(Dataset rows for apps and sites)
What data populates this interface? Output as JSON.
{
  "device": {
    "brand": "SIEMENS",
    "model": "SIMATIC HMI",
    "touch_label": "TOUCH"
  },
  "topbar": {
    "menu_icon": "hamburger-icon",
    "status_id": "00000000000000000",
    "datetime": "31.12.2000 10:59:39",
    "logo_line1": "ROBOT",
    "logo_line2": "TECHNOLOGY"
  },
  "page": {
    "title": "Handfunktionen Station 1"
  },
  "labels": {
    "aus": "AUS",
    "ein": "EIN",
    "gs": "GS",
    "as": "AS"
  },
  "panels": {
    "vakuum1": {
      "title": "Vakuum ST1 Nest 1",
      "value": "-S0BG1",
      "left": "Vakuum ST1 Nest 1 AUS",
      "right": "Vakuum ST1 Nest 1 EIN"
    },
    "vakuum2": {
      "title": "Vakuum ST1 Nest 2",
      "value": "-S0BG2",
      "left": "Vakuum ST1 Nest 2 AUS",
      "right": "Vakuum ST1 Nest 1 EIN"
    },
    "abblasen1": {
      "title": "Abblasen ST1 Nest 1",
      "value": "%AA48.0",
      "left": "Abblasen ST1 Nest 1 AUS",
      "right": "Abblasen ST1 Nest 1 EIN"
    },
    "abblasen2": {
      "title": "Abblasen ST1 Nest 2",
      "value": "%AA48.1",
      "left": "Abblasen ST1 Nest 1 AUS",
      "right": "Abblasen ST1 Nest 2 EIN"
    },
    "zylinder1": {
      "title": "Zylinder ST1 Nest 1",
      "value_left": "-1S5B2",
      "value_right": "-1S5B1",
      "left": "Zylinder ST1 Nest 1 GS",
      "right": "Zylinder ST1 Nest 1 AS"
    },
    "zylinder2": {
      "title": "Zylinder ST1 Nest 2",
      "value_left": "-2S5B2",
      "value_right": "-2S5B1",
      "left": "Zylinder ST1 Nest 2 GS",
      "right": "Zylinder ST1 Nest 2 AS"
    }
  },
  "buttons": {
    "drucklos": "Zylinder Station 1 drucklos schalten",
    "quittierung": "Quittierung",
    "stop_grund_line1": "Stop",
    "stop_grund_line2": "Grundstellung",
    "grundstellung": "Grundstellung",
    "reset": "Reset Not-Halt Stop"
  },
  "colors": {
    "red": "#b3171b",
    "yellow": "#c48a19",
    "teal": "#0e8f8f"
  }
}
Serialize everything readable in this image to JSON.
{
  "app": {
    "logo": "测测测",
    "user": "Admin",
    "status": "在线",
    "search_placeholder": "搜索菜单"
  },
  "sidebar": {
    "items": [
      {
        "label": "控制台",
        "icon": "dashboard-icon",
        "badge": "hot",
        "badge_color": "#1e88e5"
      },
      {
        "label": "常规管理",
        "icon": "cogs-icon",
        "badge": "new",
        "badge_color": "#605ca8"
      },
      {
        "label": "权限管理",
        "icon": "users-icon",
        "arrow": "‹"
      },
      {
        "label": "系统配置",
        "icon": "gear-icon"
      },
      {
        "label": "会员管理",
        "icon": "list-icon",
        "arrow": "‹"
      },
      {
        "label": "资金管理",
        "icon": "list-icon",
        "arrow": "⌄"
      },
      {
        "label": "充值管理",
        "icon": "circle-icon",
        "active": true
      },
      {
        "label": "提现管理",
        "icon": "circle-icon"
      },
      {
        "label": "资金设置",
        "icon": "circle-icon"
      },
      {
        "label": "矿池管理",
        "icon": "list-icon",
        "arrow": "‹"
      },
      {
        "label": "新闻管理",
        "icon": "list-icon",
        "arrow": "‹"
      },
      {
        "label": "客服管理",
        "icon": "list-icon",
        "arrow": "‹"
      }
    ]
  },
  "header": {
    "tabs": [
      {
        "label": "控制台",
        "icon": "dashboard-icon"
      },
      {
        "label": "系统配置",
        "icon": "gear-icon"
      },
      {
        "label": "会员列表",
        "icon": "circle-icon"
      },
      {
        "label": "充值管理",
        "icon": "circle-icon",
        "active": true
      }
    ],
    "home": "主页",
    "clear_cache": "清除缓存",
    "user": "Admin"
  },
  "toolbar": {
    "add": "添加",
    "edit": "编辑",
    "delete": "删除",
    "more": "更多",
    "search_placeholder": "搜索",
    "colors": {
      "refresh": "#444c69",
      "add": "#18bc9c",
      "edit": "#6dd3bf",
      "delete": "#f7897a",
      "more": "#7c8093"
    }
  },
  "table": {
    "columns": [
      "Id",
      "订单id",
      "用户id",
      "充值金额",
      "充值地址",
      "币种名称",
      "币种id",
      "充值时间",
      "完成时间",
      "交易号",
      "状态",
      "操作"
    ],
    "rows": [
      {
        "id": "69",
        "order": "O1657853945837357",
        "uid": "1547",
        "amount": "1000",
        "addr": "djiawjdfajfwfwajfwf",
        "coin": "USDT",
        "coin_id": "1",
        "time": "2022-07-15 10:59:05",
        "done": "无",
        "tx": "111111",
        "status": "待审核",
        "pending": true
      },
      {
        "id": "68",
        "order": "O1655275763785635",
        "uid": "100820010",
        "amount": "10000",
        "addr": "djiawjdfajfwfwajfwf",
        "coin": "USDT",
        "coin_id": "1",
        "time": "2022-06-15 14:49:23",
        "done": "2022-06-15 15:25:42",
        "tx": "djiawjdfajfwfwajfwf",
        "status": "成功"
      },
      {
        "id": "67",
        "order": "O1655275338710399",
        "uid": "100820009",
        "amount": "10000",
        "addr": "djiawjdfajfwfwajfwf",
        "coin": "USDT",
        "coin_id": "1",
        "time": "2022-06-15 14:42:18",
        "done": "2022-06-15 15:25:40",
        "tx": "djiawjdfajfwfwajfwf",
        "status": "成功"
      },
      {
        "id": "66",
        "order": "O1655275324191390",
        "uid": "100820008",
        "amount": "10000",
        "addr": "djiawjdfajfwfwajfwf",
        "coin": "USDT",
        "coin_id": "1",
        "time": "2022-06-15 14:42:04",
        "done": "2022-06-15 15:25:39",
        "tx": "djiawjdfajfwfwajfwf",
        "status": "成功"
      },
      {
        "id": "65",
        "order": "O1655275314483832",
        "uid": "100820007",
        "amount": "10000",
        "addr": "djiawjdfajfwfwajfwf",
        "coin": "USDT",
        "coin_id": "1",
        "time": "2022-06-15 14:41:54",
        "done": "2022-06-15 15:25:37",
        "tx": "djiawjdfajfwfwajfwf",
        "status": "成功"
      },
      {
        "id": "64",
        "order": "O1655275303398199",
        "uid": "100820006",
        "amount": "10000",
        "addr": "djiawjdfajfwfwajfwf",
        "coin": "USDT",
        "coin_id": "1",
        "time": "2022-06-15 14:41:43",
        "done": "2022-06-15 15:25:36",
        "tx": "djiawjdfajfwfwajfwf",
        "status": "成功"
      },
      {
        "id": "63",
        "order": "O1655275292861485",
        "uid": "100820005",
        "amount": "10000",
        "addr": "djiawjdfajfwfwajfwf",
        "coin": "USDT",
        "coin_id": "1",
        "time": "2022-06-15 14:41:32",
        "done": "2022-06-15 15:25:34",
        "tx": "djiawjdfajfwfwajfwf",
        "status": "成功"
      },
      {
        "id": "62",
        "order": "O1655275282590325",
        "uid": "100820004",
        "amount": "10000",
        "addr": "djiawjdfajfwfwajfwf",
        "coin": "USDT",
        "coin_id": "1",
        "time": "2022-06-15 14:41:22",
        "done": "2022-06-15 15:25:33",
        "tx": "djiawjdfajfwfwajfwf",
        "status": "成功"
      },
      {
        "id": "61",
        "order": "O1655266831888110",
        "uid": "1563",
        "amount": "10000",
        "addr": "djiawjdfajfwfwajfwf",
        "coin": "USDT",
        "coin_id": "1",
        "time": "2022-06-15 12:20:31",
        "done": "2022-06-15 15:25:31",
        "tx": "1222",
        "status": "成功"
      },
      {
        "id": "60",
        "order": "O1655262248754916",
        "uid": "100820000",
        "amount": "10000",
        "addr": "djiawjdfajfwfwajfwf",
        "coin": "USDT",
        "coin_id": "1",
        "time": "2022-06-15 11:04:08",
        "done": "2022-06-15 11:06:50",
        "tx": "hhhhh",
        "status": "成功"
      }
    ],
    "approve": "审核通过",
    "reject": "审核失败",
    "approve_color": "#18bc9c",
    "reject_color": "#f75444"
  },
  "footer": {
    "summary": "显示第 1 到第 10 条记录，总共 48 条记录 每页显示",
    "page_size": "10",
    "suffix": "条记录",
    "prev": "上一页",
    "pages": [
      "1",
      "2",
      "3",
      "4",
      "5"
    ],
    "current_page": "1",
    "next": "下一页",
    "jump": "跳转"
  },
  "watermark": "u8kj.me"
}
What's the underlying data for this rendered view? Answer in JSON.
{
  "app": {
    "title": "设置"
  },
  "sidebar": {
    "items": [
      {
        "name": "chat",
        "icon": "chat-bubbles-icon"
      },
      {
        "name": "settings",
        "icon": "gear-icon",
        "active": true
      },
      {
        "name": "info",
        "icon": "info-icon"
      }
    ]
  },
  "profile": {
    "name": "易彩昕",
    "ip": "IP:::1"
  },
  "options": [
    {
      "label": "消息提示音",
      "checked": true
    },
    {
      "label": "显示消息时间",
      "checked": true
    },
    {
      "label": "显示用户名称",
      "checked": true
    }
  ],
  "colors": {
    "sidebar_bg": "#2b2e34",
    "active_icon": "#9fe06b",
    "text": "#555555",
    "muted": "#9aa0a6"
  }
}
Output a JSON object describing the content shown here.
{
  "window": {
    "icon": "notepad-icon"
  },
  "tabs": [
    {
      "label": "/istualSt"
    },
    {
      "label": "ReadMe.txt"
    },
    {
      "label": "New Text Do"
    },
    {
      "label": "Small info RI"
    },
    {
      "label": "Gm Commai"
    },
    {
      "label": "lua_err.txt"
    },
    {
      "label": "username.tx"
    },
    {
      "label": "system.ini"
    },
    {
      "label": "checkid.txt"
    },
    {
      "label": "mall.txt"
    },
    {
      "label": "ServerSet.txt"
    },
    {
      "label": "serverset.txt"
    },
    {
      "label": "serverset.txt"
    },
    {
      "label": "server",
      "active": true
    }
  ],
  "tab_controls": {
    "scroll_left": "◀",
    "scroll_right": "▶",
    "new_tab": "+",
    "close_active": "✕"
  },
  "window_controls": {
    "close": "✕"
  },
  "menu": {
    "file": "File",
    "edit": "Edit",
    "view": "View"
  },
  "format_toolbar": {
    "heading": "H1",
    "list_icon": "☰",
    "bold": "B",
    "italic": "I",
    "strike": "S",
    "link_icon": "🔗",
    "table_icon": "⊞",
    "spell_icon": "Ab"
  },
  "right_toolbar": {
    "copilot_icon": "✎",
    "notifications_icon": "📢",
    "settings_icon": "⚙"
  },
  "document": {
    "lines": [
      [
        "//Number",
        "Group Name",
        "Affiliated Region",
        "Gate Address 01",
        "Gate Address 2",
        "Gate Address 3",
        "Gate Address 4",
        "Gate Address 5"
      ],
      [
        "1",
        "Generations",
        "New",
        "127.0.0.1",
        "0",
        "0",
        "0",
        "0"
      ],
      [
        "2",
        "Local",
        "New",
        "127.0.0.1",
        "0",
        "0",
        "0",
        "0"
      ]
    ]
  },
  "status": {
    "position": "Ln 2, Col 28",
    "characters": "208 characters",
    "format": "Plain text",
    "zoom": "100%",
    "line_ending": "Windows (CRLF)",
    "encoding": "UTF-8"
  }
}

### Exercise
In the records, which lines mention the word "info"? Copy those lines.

### Output
        "name": "info",
        "icon": "info-icon"
      "label": "Small info RI"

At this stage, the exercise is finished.